Would you show every line from the records that holds "Gathering"?

(Collection entries)
....

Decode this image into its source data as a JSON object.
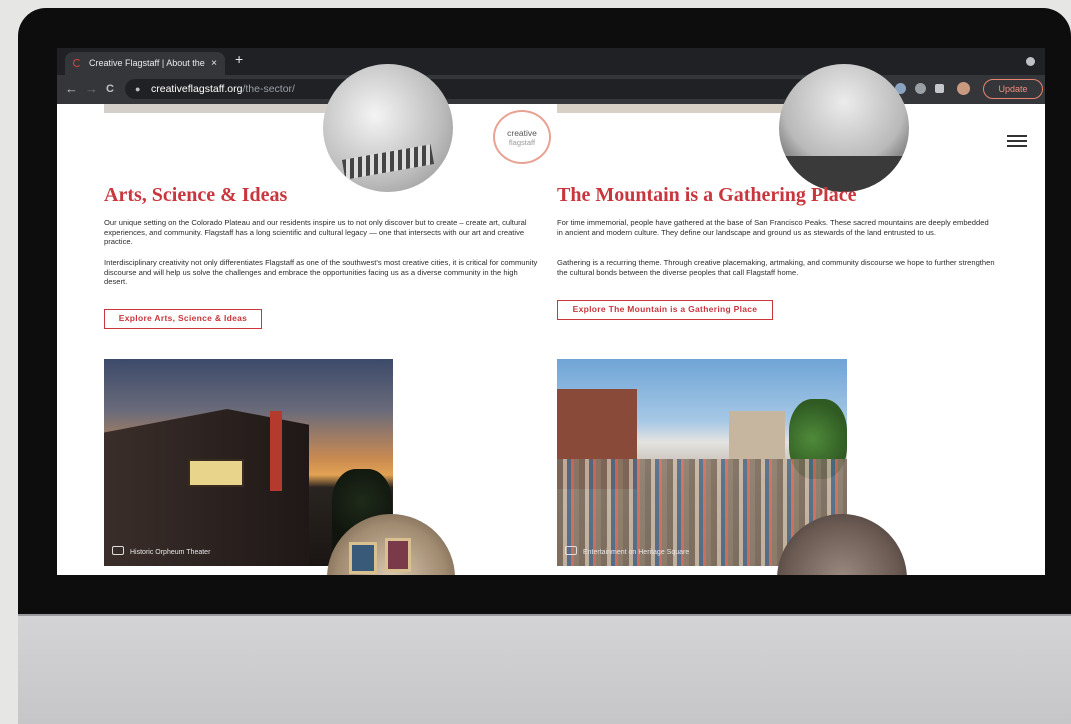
{
  "browser": {
    "tab_title": "Creative Flagstaff | About the S",
    "tab_close": "×",
    "new_tab": "+",
    "url_domain": "creativeflagstaff.org",
    "url_path": "/the-sector/",
    "update_label": "Update",
    "back": "←",
    "forward": "→",
    "reload": "C"
  },
  "logo": {
    "line1": "creative",
    "line2": "flagstaff"
  },
  "sections": {
    "left": {
      "heading": "Arts, Science & Ideas",
      "para1": "Our unique setting on the Colorado Plateau and our residents inspire us to not only discover but to create – create art, cultural experiences, and community. Flagstaff has a long scientific and cultural legacy — one that intersects with our art and creative practice.",
      "para2": "Interdisciplinary creativity not only differentiates Flagstaff as one of the southwest's most creative cities, it is critical for community discourse and will help us solve the challenges and embrace the opportunities facing us as a diverse community in the high desert.",
      "button": "Explore Arts, Science & Ideas",
      "caption": "Historic Orpheum Theater"
    },
    "right": {
      "heading": "The Mountain is a Gathering Place",
      "para1": "For time immemorial, people have gathered at the base of San Francisco Peaks. These sacred mountains are deeply embedded in ancient and modern culture. They define our landscape and ground us as stewards of the land entrusted to us.",
      "para2": "Gathering is a recurring theme. Through creative placemaking, artmaking, and community discourse we hope to further strengthen the cultural bonds between the diverse peoples that call Flagstaff home.",
      "button": "Explore The Mountain is a Gathering Place",
      "caption": "Entertainment on Heritage Square"
    }
  },
  "colors": {
    "accent": "#c9363e",
    "text": "#2d2d2d",
    "chrome_dark": "#202124",
    "chrome_toolbar": "#35363a"
  },
  "icons": [
    "camera-icon",
    "menu-icon",
    "lock-icon",
    "star-icon",
    "zoom-icon",
    "extensions-icon"
  ]
}
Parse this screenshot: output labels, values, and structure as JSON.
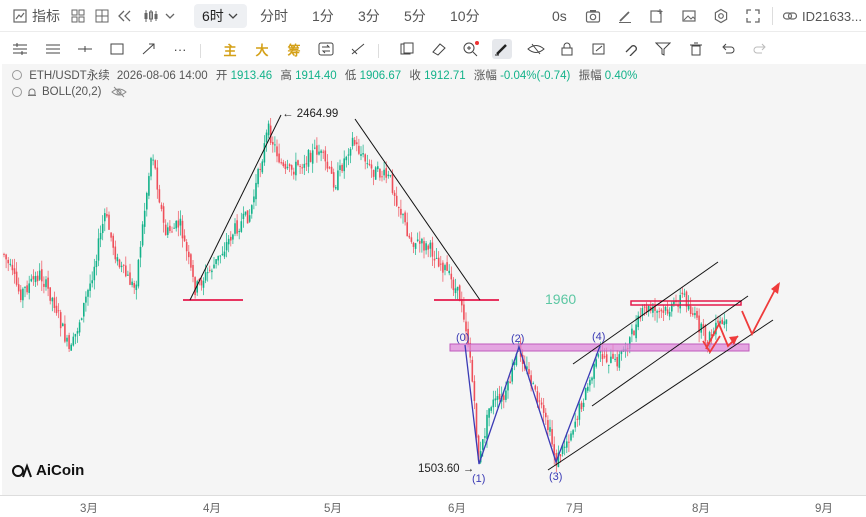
{
  "toolbar": {
    "indicator_label": "指标",
    "timeframes": [
      "6时",
      "分时",
      "1分",
      "3分",
      "5分",
      "10分"
    ],
    "active_timeframe": "6时",
    "seconds_label": "0s",
    "user_id": "ID21633..."
  },
  "draw_toolbar": {
    "main_label": "主",
    "big_label": "大",
    "chip_label": "筹"
  },
  "info": {
    "symbol": "ETH/USDT永续",
    "datetime": "2026-08-06 14:00",
    "open_label": "开",
    "open": "1913.46",
    "high_label": "高",
    "high": "1914.40",
    "low_label": "低",
    "low": "1906.67",
    "close_label": "收",
    "close": "1912.71",
    "change_label": "涨幅",
    "change": "-0.04%(-0.74)",
    "amplitude_label": "振幅",
    "amplitude": "0.40%",
    "indicator": "BOLL(20,2)"
  },
  "annotations": {
    "peak_price": "2464.99",
    "low_price": "1503.60",
    "level_text": "1960",
    "wave_labels": [
      "(0)",
      "(1)",
      "(2)",
      "(3)",
      "(4)"
    ]
  },
  "x_axis": {
    "ticks": [
      "3月",
      "4月",
      "5月",
      "6月",
      "7月",
      "8月",
      "9月"
    ]
  },
  "brand": {
    "name": "AiCoin"
  },
  "colors": {
    "up": "#13b28a",
    "down": "#ef4f5a",
    "support_line": "#e5194b",
    "zone_fill": "#dd8ad9",
    "wave_line": "#3b3bb5",
    "arrow": "#ef3b3b",
    "level_text": "#5cc7a3"
  }
}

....

Solution for this exercise:
      "heading": "The Mountain is a Gathering Place",
      "para2": "Gathering is a recurring theme. Through creative placemaking, artmaking, and community discourse we hope to further strengthen the cultural bonds between the diverse peoples that call Flagstaff home.",
      "button": "Explore The Mountain is a Gathering Place",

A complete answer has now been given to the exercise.